Fracking Insider Readers: We are pleased to bring you Volume 42 of our State Regulatory Roundup, including updates in Maryland, Texas, and Wyoming. As we explained in earlier volumes, we designed the Roundup to provide quick overviews on state regulatory activity. If you have any questions on any of these summaries, please do not hesitate to ask.
Maryland – The Department of Energy has authorized Dominion Resources to export liquefied natural gas (LNG) from the company’s Cove Point facility to countries that do not have free-trade agreements with the U.S. (See our previous coverage here.) The May 7 authorization was the last regulatory approval the company needed to build a liquefaction facility and shipping terminal near Lusby, in Calvert County on the west bank of the Chesapeake Bay, to export LNG globally. The site of the project is a 1970s LNG import terminal, which will be converted to an export facility in a $3.8 billion project expected to be completed in 2017. A license to export LNG from the site to countries that have free-trade agreements with the U.S. was approved in October 2011, but the new authorization approves export to countries with which we have no free-trade agreements, such as China, India, and Japan. On May 7, several environmental groups filed suit in the U.S. Court of Appeals for the District of Columbia Circuit against the Federal Energy Regulatory Commission (FERC) alleging its approval of the project in September 2014 circumvented the National Environmental Policy Act by neglecting to consider that the project would cause additional hydraulic fracturing in the Marcellus Shale region.
Texas – Gov. Greg Abbott (R) has signed House Bill 40, which prohibits local governments’ use of zoning powers to ban energy development. The bill, which is effective immediately, specifies that the Texas Railroad Commission has sole authority to regulate oil and gas development, while local communities retain the right to impose “commercially reasonable” regulations on surface elements such as lights, noise, and traffic. The bill also shields existing local ordinances against lawsuits, provided that those ordinances do not interfere with drilling and production. The bill was offered in response to the Denton hydraulic fracturing ban (see our previous coverage here and here), and consideration by other Texas cities of more stringent oil and gas drilling regulations.
Wyoming – An environmental group has filed a challenge with the EPA’s Environmental Appeals Board (EAB) over the issuance of five National Pollutant Discharge Elimination System (NPDES) permits to discharge production water on the Wind River reservation. The challenge by Public Employees for Environmental Responsibility (PEER) alleges that, because drillers are not required to disclose the chemicals they use in hydraulic fracturing operations, the agency is unable to fully evaluate the effects on wildlife and livestock of discharging wastewater.
Under NPDES, the onshore oil and gas industry is subject to a “zero discharge” limitation, effectively requiring the industry to capture 100% of their wastewater for disposal in underground injection control (UIC) wells, for reuse in drilling, or, in some circumstances, for treatment in waste treatment facilities.

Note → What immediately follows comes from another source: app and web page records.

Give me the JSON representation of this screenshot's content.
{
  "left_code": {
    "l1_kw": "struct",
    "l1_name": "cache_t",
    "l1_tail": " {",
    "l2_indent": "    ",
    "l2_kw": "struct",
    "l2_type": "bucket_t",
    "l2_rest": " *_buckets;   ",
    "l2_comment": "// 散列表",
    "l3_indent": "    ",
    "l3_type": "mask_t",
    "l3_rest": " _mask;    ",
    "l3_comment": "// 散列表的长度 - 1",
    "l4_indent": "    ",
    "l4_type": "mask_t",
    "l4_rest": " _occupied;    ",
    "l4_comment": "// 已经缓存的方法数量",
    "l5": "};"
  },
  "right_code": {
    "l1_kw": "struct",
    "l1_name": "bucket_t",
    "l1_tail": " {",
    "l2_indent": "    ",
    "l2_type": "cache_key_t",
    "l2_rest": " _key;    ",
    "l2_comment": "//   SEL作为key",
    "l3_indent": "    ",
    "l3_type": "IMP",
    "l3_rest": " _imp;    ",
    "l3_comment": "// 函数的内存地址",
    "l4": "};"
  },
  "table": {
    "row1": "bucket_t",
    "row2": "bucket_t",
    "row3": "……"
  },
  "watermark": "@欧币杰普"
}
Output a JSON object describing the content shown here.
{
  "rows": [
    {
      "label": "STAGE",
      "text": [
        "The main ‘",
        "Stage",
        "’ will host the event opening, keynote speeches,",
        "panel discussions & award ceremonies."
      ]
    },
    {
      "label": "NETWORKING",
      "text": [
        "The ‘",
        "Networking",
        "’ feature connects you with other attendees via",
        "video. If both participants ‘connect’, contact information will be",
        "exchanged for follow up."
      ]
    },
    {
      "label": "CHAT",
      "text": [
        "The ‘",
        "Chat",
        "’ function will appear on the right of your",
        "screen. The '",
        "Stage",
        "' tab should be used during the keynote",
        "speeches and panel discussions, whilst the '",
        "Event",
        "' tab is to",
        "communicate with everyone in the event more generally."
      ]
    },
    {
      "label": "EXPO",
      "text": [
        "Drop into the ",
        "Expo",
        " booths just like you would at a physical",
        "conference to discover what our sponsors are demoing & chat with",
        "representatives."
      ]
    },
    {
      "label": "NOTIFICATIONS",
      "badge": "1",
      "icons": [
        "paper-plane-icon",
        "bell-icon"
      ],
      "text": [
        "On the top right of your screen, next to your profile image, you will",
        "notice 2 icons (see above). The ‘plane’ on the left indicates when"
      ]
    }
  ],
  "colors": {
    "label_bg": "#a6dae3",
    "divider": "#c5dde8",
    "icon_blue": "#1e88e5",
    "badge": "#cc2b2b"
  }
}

In order to encourage more beneficial reuse of oil and gas production water in the arid West, EPA exempts from the “zero discharge” ban wastewater discharges west of the 98th Meridian that are used for agriculture, livestock, or propagation. Such discharges must still meet numerical limits for oil and grease, and be found by permitting authorities to be “of good enough quality” for their proposed beneficial reuses.
EPA is still considering a PEER petition urging that the NPDES provision allowing produced water from oil and gas operations to be discharged in certain western regions of the U.S. be narrowed. The National Resources Defense Council (NRDC) has also filed an EAB petition regarding Wind River, arguing that EPA could not have found that produced water containing well treatment chemicals is “of good enough quality” for livestock and wildlife without knowing what chemical constituents were used. It is unclear what ecological risks would be presented by the presence of proprietary chemical mixtures that likely amount to 0.01 – 0.0001% of the total discharge. Indeed, it is likely that permit authorities know more about the precise chemical make of hydraulic fracturing fluid than they know about residential discharges or discharges from other industries. And, even if some risk could even be identified for such a small percentage of discharge, it would need to be weighed against the potential harm from depriving drought-prone areas from an important water source.